2 Answers | Add Yours
Mary Shelley's Frankenstein creates a very curious problem: who is the reader to blame? The necessary idea behind the answering of this question lies in the understanding of the question--who is to blame for what?
Victor is to blame for numerous things. First, he is to blame for desiring to possess forbidden knowledge. Without this desire, Victor never would have reanimated life. Second, Victor is to blame for the creature's abandonment. One could argue that if Victor would have embraced his "son" that none of "this" would have happened. Third, Victor is to blame for the deaths of William, Justine, Henry, Elizabeth, and his father. While not directly responsible, meaning the deaths were not by his hand, he is responsible for creating the being which was responsible for the deaths. Lastly, Victor is responsible for his own death. His great ambition, or tragic flaw, is directly responsible for his downfall and ultimate death.
The Creature's Blame
Directly, the creature is responsible for the deaths of William, Elizabeth, and Henry. Although he set up Justine as the murderer of William and she was found guilty, he did not physically take her life. Really, this is all the creature is directly responsible for. Indirectly, he is responsible for the deaths of Justine and Victor's father. Outside of these, the creature does nothing morally wrong.

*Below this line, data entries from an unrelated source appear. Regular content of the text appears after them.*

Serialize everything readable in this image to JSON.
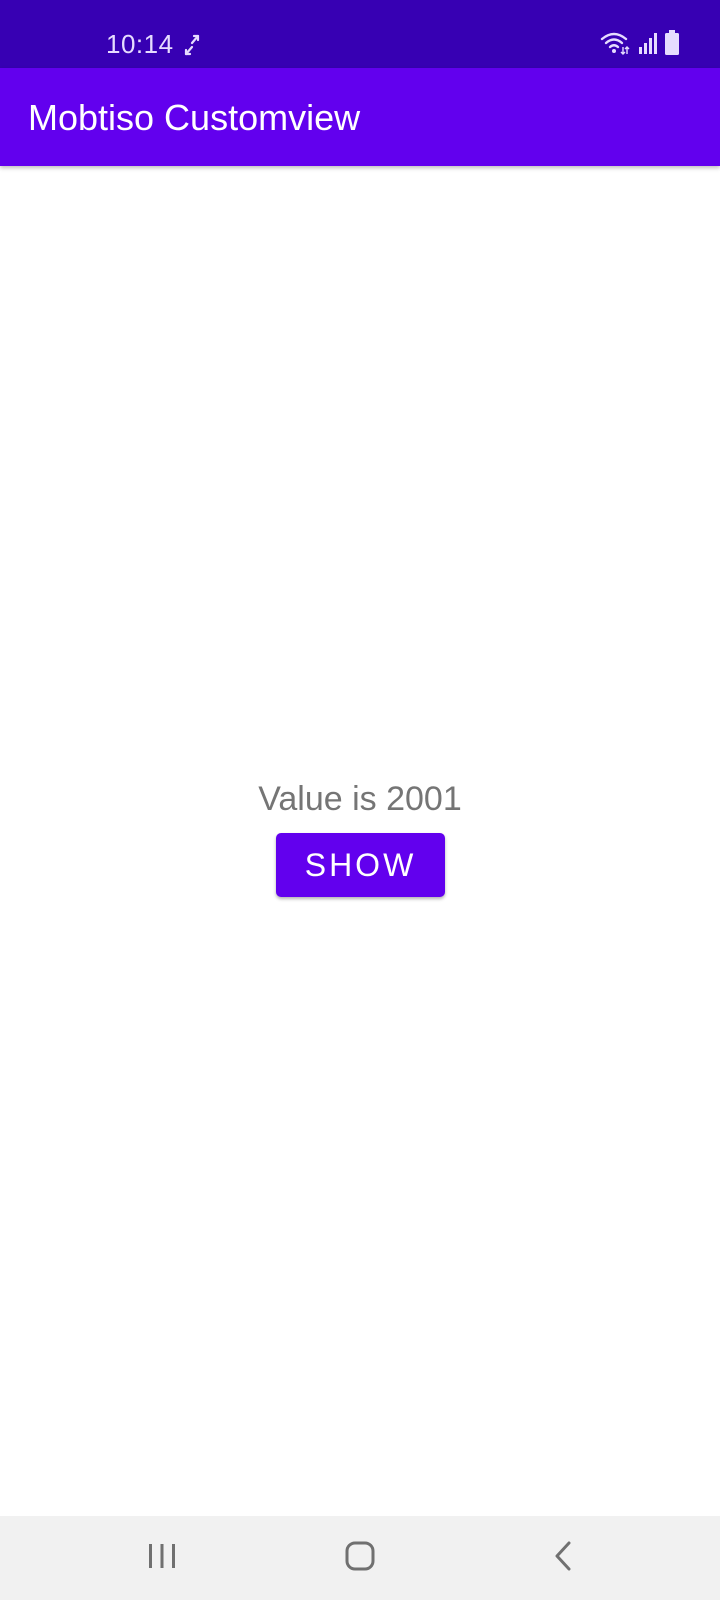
{
  "status_bar": {
    "time": "10:14",
    "icons": [
      "sync-icon",
      "wifi-icon",
      "signal-icon",
      "battery-icon"
    ],
    "background": "#3700b3"
  },
  "app_bar": {
    "title": "Mobtiso Customview",
    "background": "#6200ee"
  },
  "main": {
    "value_text": "Value is 2001",
    "show_button_label": "SHOW",
    "accent": "#6200ee"
  },
  "nav_bar": {
    "items": [
      "recents-icon",
      "home-icon",
      "back-icon"
    ]
  }
}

In the end, one must decide what the true question is. Is Victor the reason why everything happened as it did, or did the creature's actions force Victor's hand?
In some way, both are to blame for different things.

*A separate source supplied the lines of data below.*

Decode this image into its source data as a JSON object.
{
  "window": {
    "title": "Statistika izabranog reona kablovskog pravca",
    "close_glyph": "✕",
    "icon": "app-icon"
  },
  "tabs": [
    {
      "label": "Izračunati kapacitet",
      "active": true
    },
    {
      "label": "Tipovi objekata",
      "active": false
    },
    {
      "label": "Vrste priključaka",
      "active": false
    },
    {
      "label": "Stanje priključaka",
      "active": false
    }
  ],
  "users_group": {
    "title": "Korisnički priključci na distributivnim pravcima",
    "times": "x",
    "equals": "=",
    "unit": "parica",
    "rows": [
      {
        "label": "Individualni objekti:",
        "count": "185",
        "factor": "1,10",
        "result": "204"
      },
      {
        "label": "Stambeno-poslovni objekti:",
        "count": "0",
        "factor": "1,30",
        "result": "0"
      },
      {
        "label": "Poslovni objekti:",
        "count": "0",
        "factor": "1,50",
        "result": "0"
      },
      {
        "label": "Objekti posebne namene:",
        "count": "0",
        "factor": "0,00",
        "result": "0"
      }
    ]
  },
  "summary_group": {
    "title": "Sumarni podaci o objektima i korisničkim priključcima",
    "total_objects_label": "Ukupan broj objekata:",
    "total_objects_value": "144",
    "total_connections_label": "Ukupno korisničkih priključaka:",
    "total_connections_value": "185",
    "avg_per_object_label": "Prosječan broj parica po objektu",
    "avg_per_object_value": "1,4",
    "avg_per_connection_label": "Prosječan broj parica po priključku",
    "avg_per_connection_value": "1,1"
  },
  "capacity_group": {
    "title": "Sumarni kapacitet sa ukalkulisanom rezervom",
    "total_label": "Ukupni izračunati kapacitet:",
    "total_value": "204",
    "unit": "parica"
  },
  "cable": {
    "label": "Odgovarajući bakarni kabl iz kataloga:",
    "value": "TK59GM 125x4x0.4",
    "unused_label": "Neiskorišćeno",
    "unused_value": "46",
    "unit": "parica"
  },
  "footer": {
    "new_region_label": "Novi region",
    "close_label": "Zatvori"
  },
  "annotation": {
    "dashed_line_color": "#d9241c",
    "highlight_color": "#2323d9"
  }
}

For example, the monster is directly to blame for the deaths of both Elizabeth and Henry Clerval. He allows his anger at what Victor has done to him to overtake his ability to reason and leads him to murder as a form of revenge.
Ultimately, though, Victor is at fault for everything that transpires from the moment he reanimates the monster. He put the monster together without its permission. He gave it life and found that life so abhorrent that he refused to stay around to teach the monster any sort of higher reasoning (Right from wrong, etc.). As a result, the monster was forced to form its own version of right and wrong, which led to its murder of Henry and Elizabeth.
We’ve answered 328,298 questions. We can answer yours, too.Ask a question